counted on by the Directors of tho Universal it the time of its organization. Thev have, ihsre
forc, determined to divide among the iwlicy -holdcrs of the Company a large part of the profits,
accruing from the sources named, all of which have heretofore been divided among the. stock
The plan adopted for such dividends is as follows: Every person who mar hftreafter issuro
with the Unfao'Sf? will, for the purpose of riivisibn, lie treated as a stockholder to the extent of
one Annual Premium upon his Policy; ami vill share in the profits of the Company to precisely the
mmc c.rtcn1. ?.i u Stockholder owing on cqnal amount of the capital ftock.
By this system of Insurance, original v'itli tho Unircrsal, the policy-holder secures tho follow
ing important advantages:
First. Insurance at the regular "Stotk" rate, requiring a primary outlay of about hrcnti/

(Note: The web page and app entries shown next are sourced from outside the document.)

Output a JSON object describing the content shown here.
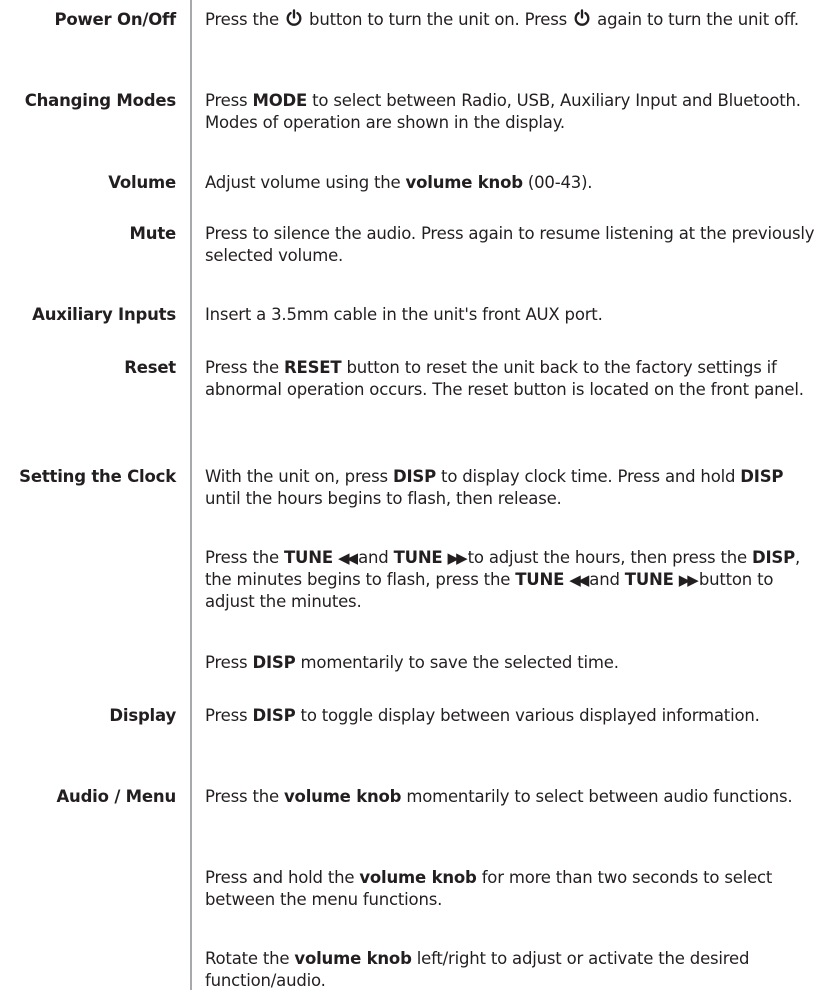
{
  "rows": {
    "power": {
      "term": "Power On/Off",
      "d1": "Press the",
      "d2": "button to turn the unit on. Press",
      "d3": "again to turn the unit off."
    },
    "modes": {
      "term": "Changing Modes",
      "d1": "Press",
      "b1": "MODE",
      "d2": "to select between Radio, USB, Auxiliary Input and Bluetooth. Modes of operation are shown in the display."
    },
    "volume": {
      "term": "Volume",
      "d1": "Adjust volume using the",
      "b1": "volume knob",
      "d2": "(00-43)."
    },
    "mute": {
      "term": "Mute",
      "d1": "Press to silence the audio. Press again to resume listening at the previously selected volume."
    },
    "aux": {
      "term": "Auxiliary Inputs",
      "d1": "Insert a 3.5mm cable in the unit's front AUX port."
    },
    "reset": {
      "term": "Reset",
      "d1": "Press the",
      "b1": "RESET",
      "d2": "button to reset the unit back to the factory settings if abnormal operation occurs. The reset button is located on the front panel."
    },
    "clock": {
      "term": "Setting the Clock",
      "p1": {
        "d1": "With the unit on, press",
        "b1": "DISP",
        "d2": "to display clock time. Press and hold",
        "b2": "DISP",
        "d3": "until the hours begins to flash, then release."
      },
      "p2": {
        "d1": "Press the",
        "b1": "TUNE",
        "s1": "◀◀",
        "d2": "and",
        "b2": "TUNE",
        "s2": "▶▶",
        "d3": "to adjust the hours, then press the",
        "b3": "DISP",
        "d4": ", the minutes begins to flash, press the",
        "b4": "TUNE",
        "s3": "◀◀",
        "d5": "and",
        "b5": "TUNE",
        "s4": "▶▶",
        "d6": "button to adjust the minutes."
      },
      "p3": {
        "d1": "Press",
        "b1": "DISP",
        "d2": "momentarily to save the selected time."
      }
    },
    "display": {
      "term": "Display",
      "d1": "Press",
      "b1": "DISP",
      "d2": "to toggle display between various displayed information."
    },
    "audio": {
      "term": "Audio / Menu",
      "p1": {
        "d1": "Press the",
        "b1": "volume knob",
        "d2": "momentarily to select between audio functions."
      },
      "p2": {
        "d1": "Press and hold the",
        "b1": "volume knob",
        "d2": "for more than two seconds to select between the menu functions."
      },
      "p3": {
        "d1": "Rotate the",
        "b1": "volume knob",
        "d2": "left/right to adjust or activate the desired function/audio."
      }
    }
  }
}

to thirty jH-r cent, less than that charged by Mutual Companies, and which is equivalent to a,
yearly "dividend" paid in advance of that amount on mutual rates. This low cost of insurance
is worthy of attention. Since its organization this company has received in premiums from its

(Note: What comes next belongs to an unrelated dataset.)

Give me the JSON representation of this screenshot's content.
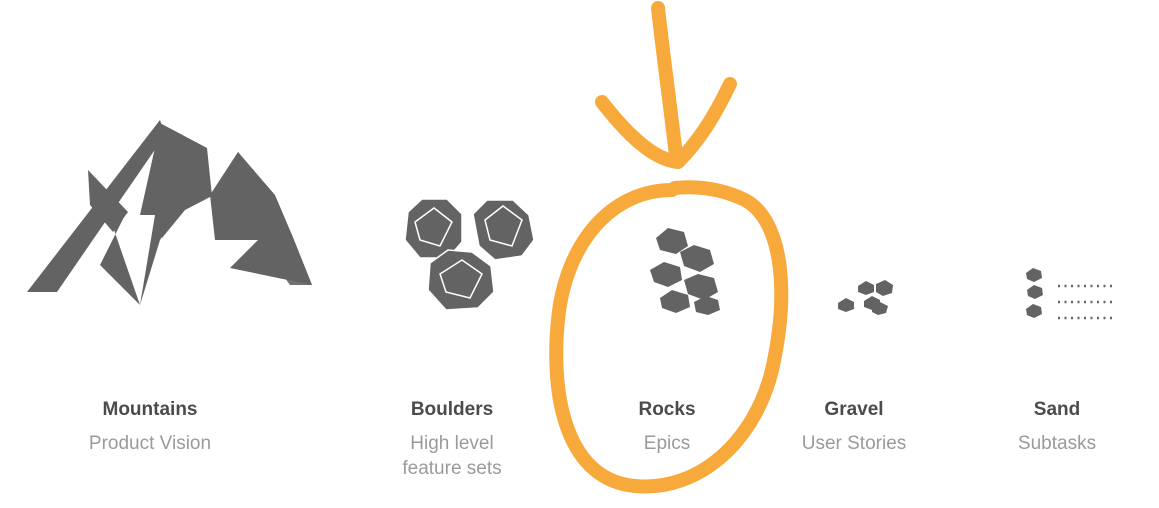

policy-holders the sum of $1,517,000. To cfiect the same amount of insurance in n MuttutMfts*
pany would have cost them an initial outlay of $2,000,01)0. By allowing its policy-holders to re
tain* in their own possession this excess of $-183,000, the Universal has virtually paid them a
"dividend" of $48.1,000, and paid it, too, in cdvance, instead of at the end ef one or more Tfais..
It is impossible to find any example of a Mutual ('onipany furnishing insurance at to Jow a cesi
by returning to its policy-holders an equal amount upon similar receipt?.
SkcoNO, Participation in the legitimate profits of the. Companif, U}fffi,tt ff(in which secures to the
policy-holders the mine treatment uhich Vinctors and Stockholders niearrf to themselves, . This snteni
of participation, in connection with the low "stock" rates of premium, most necessarily secure to
the policy-holders every advantage to be derived from prudent and careful manRgehicrlr.
'1 he low rates of premium compel economy, and, independent of ]>articipatinn, guarantee te trie
policy-holder his insurance at a rate which is not in excess of the cost In well managed rauinal
companicsr while, by the proposed plan of participation in what may be considercfV the tegiti
mate profits of the business, the cost will be still further diminished.
Thus by the combined advantages arising from low stock rate and participation in the profits
it is confidently believed that the UNIVERSAL LIFE INSURANCE COMPANY dfler? in
surance at its lowest practicable cast. '
JJW Thosc of the existing Policy-holders who desire to participate in the Profits under the new
Plan can do so by making application to the Head Office, or to any of the Agents of ihYCom
1yhr, com)Vtny is in a sourA financial condition.
Tlntio of Astets to Liabilities HO to 100*
ISTGOOD RELIABLE AGENTS WANTET>, who will deal direct with the New Yorir
Office, and to whom full General Agent?1 Commissions will be paid.
M. AV. GARY,
Mi C. BUTLER,
State Superintendents of Agencies.
I Columbia,?. C, SsptemborJ 1th, 1871. rtWf: